This paper estimates the daily kWh responses on a working weekday of 1326 single-family-home residents who voluntarily participated in a residential optional dynamic pricing (RODP) pilot in the winter-peaking coastal province of British Columbia (BC) in western Canada. Based on the pilot's operation in November 2007-February 2008, we estimate that the kWh reduction in the peak period of 4-9 pm on a working weekday sans an in-home display (IHD) is: (a) 2.2% to 4.4% at time-of-use tariffs with peak-to-off-peak price ratios of 2.0 to 6.0; and (b) 4.8 to 5.3% at critical peak pricing tariffs with peak-to-off-peak price ratios of 8.0 to 12.0. The IHD approximately doubles these estimated peak kWh reductions. As BC residents already have smart meters with an IHD function, these findings recommend exploring the use of a system-wide RODP program to improve the BC grid's system efficiency. Copyright © 2017 International Association for Energy Economics, Inc.

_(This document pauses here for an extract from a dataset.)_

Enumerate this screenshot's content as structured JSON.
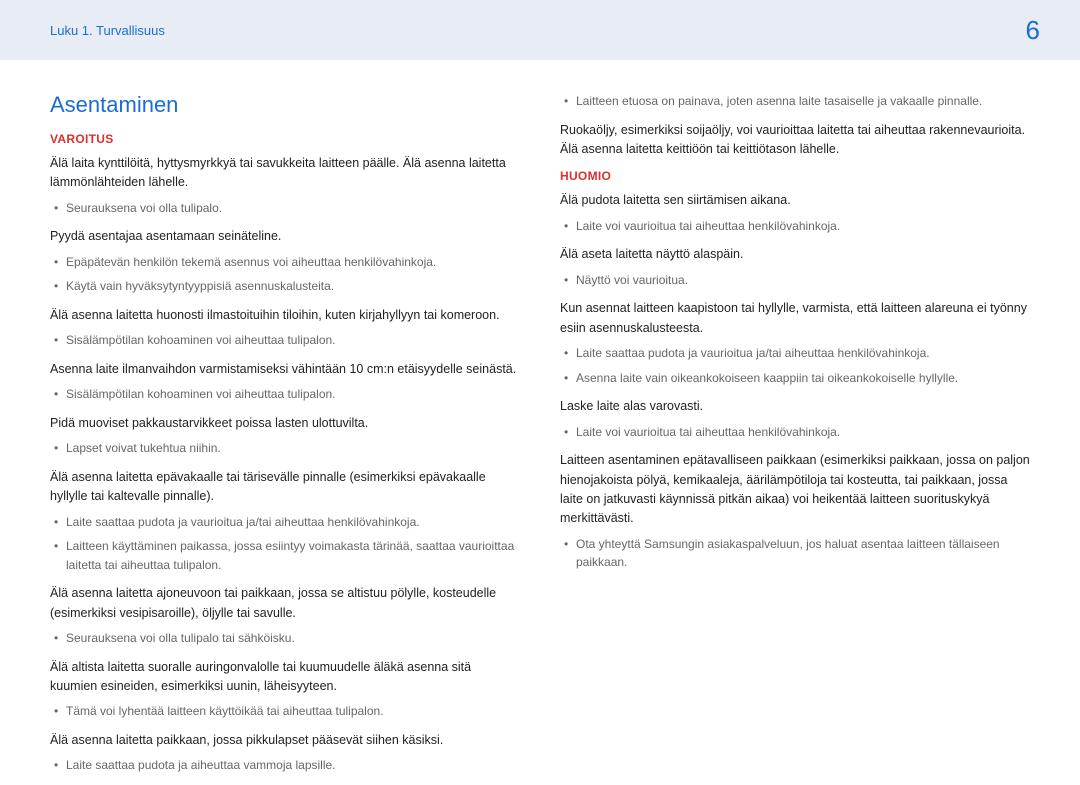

|Journal||The Energy Journal|
|Publication status||Published - Sept 2017|
CitationWoo, C.-K., Zarnikau, J., Shiu, A., & Li, R. (2017). Winter residential optional dynamic pricing: British Columbia, Canada. The Energy Journal, 38(5), 115-127.
- Residential optional dynamic pricing
- Electricity demand by time-of-use
- In-home display
- British Columbia